I was testing a product last year in a capacity where the development team was just a floor away from me. Initially, I found so many crashes during the first few releases and there were crashes that I could find even after a couple of months and that's bad ( may not be too).
I take the credit of making those developers to do a better unit testing. I did not do that just by finding bugs but did a few things that I'd like to list for you:
1. Festivals and realizations:
One day, I went to the developers with a print out of heuristics and test data that I have been using to find crashes that made them sit and fix bugs, during festival season. It's painful to sit in office and work when the whole nation is celebrating. This psychologically affects them and in my opinion, developers need our help to enjoy festivals and weekends.

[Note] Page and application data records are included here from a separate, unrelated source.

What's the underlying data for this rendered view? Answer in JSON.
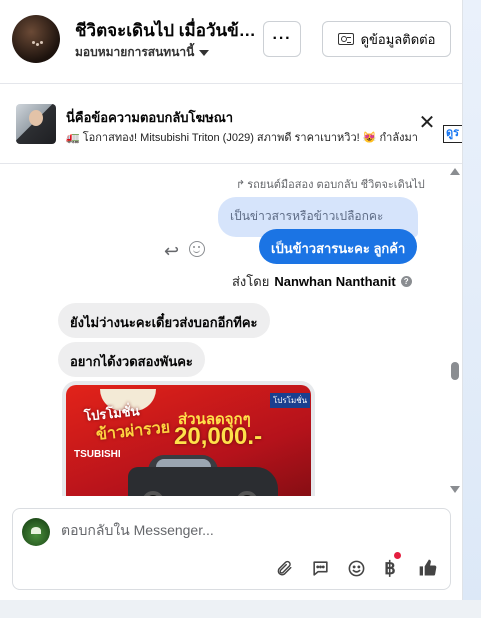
{
  "header": {
    "page_title": "ชีวิตจะเดินไป เมื่อวันข้างหน้า",
    "assigned_to": "มอบหมายการสนทนานี้",
    "more_label": "···",
    "contact_info_label": "ดูข้อมูลติดต่อ"
  },
  "ad": {
    "title": "นี่คือข้อความตอบกลับโฆษณา",
    "text": "🚛 โอกาสทอง! Mitsubishi Triton (J029) สภาพดี ราคาเบาหวิว! 😻 กำลังมา",
    "close_label": "✕",
    "tag_label": "ดูร"
  },
  "conversation": {
    "reply_note": "รถยนต์มือสอง ตอบกลับ ชีวิตจะเดินไป",
    "quoted_message": "เป็นข่าวสารหรือข้าวเปลือกคะ",
    "sent_message": "เป็นข้าวสารนะคะ  ลูกค้า",
    "sent_by_prefix": "ส่งโดย",
    "sent_by_name": "Nanwhan Nanthanit",
    "incoming_messages": [
      "ยังไม่ว่างนะคะเดี๋ยวส่งบอกอีกทีคะ",
      "อยากได้งวดสองพันคะ"
    ],
    "image_promo": {
      "line1": "โปรโมชั่น",
      "line2": "ข้าวผ่ารวย",
      "brand": "TSUBISHI",
      "headline": "ส่วนลดจุกๆ",
      "amount": "20,000.-",
      "tag": "โปรโมชั่น"
    }
  },
  "composer": {
    "placeholder": "ตอบกลับใน Messenger..."
  },
  "icons": {
    "more": "more-icon",
    "contact": "contact-card-icon",
    "close": "close-icon",
    "reply": "reply-icon",
    "react": "emoji-react-icon",
    "info": "info-icon",
    "attach": "paperclip-icon",
    "saved_reply": "chat-bubble-icon",
    "emoji": "emoji-icon",
    "payment": "baht-icon",
    "like": "thumbs-up-icon"
  },
  "colors": {
    "primary": "#1b74e4",
    "quoted_bubble": "#d6e4fb",
    "incoming_bubble": "#eeeeef",
    "notification": "#e41e3f",
    "promo_red": "#e2231a"
  }
}
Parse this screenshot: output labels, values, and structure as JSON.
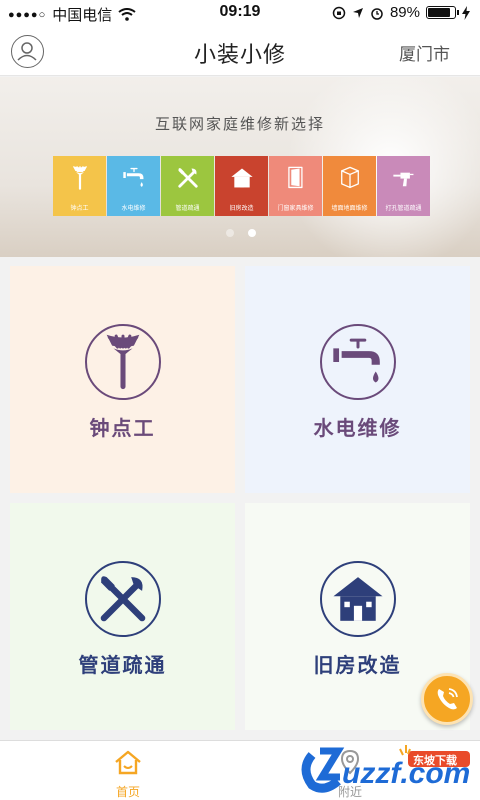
{
  "status_bar": {
    "signal_dots": "●●●●○",
    "carrier": "中国电信",
    "time": "09:19",
    "battery": "89%",
    "battery_level": 0.89
  },
  "header": {
    "title": "小装小修",
    "city": "厦门市"
  },
  "banner": {
    "slogan": "互联网家庭维修新选择",
    "tiles": [
      {
        "label": "钟点工",
        "color": "#f4c44a",
        "icon": "broom-icon"
      },
      {
        "label": "水电维修",
        "color": "#5ab9e6",
        "icon": "faucet-icon"
      },
      {
        "label": "管道疏通",
        "color": "#9cc63f",
        "icon": "tools-icon"
      },
      {
        "label": "旧房改造",
        "color": "#c9432e",
        "icon": "house-icon"
      },
      {
        "label": "门窗家具维修",
        "color": "#ef8a7a",
        "icon": "door-icon"
      },
      {
        "label": "墙面地面维修",
        "color": "#f08a3c",
        "icon": "wall-icon"
      },
      {
        "label": "打孔管道疏通",
        "color": "#c98ab9",
        "icon": "drill-icon"
      }
    ],
    "pages": 2,
    "active_page": 2
  },
  "services": [
    {
      "label": "钟点工",
      "icon": "broom-icon",
      "bg": "#fdf1e6",
      "accent": "#6a4a7a"
    },
    {
      "label": "水电维修",
      "icon": "faucet-icon",
      "bg": "#eef3fc",
      "accent": "#6a4a7a"
    },
    {
      "label": "管道疏通",
      "icon": "tools-icon",
      "bg": "#f1f9ec",
      "accent": "#2e3f7a"
    },
    {
      "label": "旧房改造",
      "icon": "house-icon",
      "bg": "#f7faf4",
      "accent": "#2e3f7a"
    }
  ],
  "tabbar": {
    "home": "首页",
    "nearby": "附近",
    "active_color": "#f5a623"
  },
  "watermark": {
    "logo_text": "uzzf.com",
    "badge_text": "东坡下载"
  }
}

So by giving them my customized cheat sheet, I made them aware of those tests that have made them work during festivals. I did not say anything more than that during that meet. Some changes are set to happen by it self, all it needs is a trigger and I provided it.

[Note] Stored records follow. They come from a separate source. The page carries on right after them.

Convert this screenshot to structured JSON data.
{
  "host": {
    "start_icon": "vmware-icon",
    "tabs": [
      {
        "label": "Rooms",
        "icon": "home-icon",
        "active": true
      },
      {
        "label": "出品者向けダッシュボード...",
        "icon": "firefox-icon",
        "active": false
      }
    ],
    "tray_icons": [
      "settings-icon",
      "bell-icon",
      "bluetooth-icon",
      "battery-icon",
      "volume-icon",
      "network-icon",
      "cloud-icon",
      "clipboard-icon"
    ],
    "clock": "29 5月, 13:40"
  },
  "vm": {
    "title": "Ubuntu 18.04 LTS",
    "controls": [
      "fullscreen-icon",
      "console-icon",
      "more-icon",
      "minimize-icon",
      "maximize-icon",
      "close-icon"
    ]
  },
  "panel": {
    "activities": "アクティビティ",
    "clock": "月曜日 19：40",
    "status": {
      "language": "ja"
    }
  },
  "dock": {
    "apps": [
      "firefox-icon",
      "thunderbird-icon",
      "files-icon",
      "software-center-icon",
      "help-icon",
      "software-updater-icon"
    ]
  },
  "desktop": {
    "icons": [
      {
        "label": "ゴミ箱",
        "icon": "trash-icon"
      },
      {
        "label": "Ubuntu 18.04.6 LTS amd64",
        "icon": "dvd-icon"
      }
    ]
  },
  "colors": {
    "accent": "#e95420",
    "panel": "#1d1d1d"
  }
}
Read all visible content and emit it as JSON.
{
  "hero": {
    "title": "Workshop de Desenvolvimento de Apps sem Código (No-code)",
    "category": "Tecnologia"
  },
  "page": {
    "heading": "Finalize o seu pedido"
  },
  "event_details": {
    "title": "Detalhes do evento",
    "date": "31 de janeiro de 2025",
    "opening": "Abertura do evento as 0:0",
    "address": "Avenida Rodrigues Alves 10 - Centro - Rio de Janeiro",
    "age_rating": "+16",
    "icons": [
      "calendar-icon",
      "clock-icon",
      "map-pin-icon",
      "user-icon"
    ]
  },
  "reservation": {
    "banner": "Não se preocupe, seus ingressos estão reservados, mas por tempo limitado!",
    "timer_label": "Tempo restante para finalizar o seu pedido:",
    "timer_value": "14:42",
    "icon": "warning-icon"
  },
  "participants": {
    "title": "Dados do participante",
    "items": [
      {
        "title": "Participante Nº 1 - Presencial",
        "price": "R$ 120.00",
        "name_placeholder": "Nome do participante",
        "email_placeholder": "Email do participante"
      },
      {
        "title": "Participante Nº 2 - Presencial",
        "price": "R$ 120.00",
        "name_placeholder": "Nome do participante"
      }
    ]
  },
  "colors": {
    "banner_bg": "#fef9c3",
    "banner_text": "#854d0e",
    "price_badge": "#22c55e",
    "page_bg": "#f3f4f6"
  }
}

1.a. Developers used my cheat sheet for unit testing.
1.b. I forced myself to think of more test ideas to find more important problems, quickly.
1.c. It became easy for me to ask the developers, "please send me your unit test results".

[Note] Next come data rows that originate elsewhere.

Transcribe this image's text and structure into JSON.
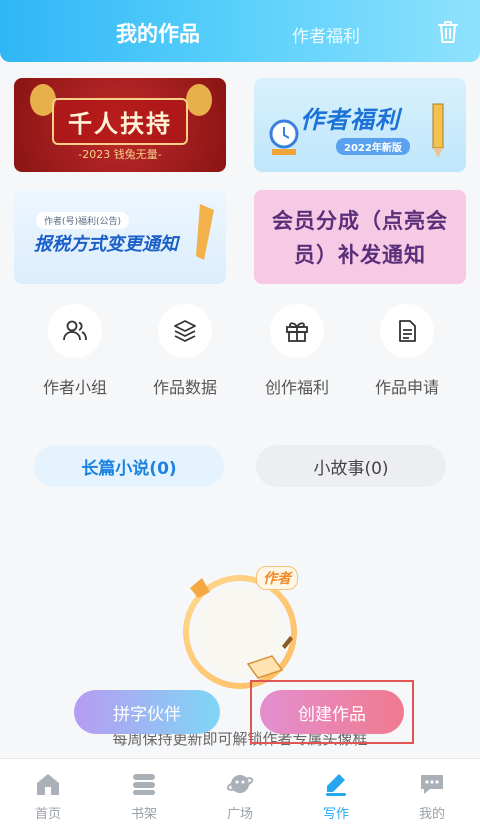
{
  "header": {
    "active_tab": "我的作品",
    "inactive_tab": "作者福利",
    "trash_icon": "trash-icon"
  },
  "banners": [
    {
      "main": "千人扶持",
      "sub": "-2023 钱兔无量-"
    },
    {
      "main": "作者福利",
      "sub": "2022年新版"
    },
    {
      "small": "作者(号)福利(公告)",
      "main": "报税方式变更通知"
    },
    {
      "main_line1": "会员分成（点亮会",
      "main_line2": "员）补发通知"
    }
  ],
  "quick_actions": [
    {
      "label": "作者小组",
      "icon": "users-icon"
    },
    {
      "label": "作品数据",
      "icon": "layers-icon"
    },
    {
      "label": "创作福利",
      "icon": "gift-icon"
    },
    {
      "label": "作品申请",
      "icon": "document-icon"
    }
  ],
  "categories": {
    "active": "长篇小说(0)",
    "inactive": "小故事(0)"
  },
  "illustration": {
    "badge": "作者"
  },
  "actions": {
    "partner_button": "拼字伙伴",
    "create_button": "创建作品",
    "hint": "每周保持更新即可解锁作者专属头像框"
  },
  "nav": [
    {
      "label": "首页",
      "icon": "home-icon"
    },
    {
      "label": "书架",
      "icon": "bookshelf-icon"
    },
    {
      "label": "广场",
      "icon": "planet-icon"
    },
    {
      "label": "写作",
      "icon": "pen-icon",
      "active": true
    },
    {
      "label": "我的",
      "icon": "chat-icon"
    }
  ],
  "colors": {
    "accent": "#27a6f0",
    "header_start": "#2fb6f6",
    "highlight": "#e25555"
  }
}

1.d. One of them told, "I am using this sheet because I want to enjoy my holidays and not that I want to do unit testing". Whatever is the reason, I am happy that they are doing!
1.e. The unit test results they produce, gave me new ideas.
2. Two to tango:
I frequently consulted other teams during "critical moments" ( as they call ) that they faced. I once had to pair with a developer for a testing activity.
It was a little gimmick that I played with him that got him thinking of doing unit testing better than before. All I did is to say, "Hey, you better close your eyes and don't see what I am doing. I would do some little tricks that testers usually do to find some important problems. If you are careful and observant, testers like me might not be able to find bugs in your code".
2.a. Had I continued without that gimmick, he might not have opened himself for a careful observation of the kind of tests that I did as any other developer to my knowledge doesn't carefully observe a tester at work.
2.b. He unit tested and then said to me one day, "Pradeep, you shouldn't have showed me the tricks. Now my testers are facing a tough time to look for those crashes that they usually find in my code". I just had a smile in my face. I was convinced that he didn't understand what was running in my mind but that's fine with me.
2.c. Maybe the testers of his team might have come out with more test ideas than to look for the same crash that they are accustomed to. Well, I admit I don't know about that but it's my guess.
3. Patterns and structure of crimes:
Sherlock Holmes, as many of you might know still lives in Bakers Street providing inspiration to testers like ( not a great tester ) me , Robert Sabourin (great tester) and many other great testers, observes patterns and structure of people whom he suspect to be criminals and tracks down the criminal based on the pattern and structure of crime.
I observe a pattern and structure through the bugs that arise from a developer's code. It has helped to build my intuition and hence when I get a release with changes made by a specific developer, I look for those patterns and structure, which has been handy sometimes to find important problems, rapidly.
I felt it's a good idea to inform the developer, my observation about the pattern and structure of the bugs that arises of his code and did it in a polite way ( developers aren't criminals, remember).
3.a. He said, "Thank you! I now know where to work on and develop my development skills."
3.b. Our relationship got stronger.
3.c. I am convinced that good testers can help developers to develop their development skills.
(For those developers looking at this post, I hope you got a reason why you should lend your hand when we want to shake hand with you, for your own benefit. We love shaking hands with anyone who could help us better our testing and you are important to us)
Meta cognition helps me develop my testing skills and testing activity and I am happy that it helped others too.
-- Pradeep Soundararajan - firstname.lastname@example.org - +91-98451-76817
"Pradeep's first language is not English--his first language appears to be testing." -- Michael Bolton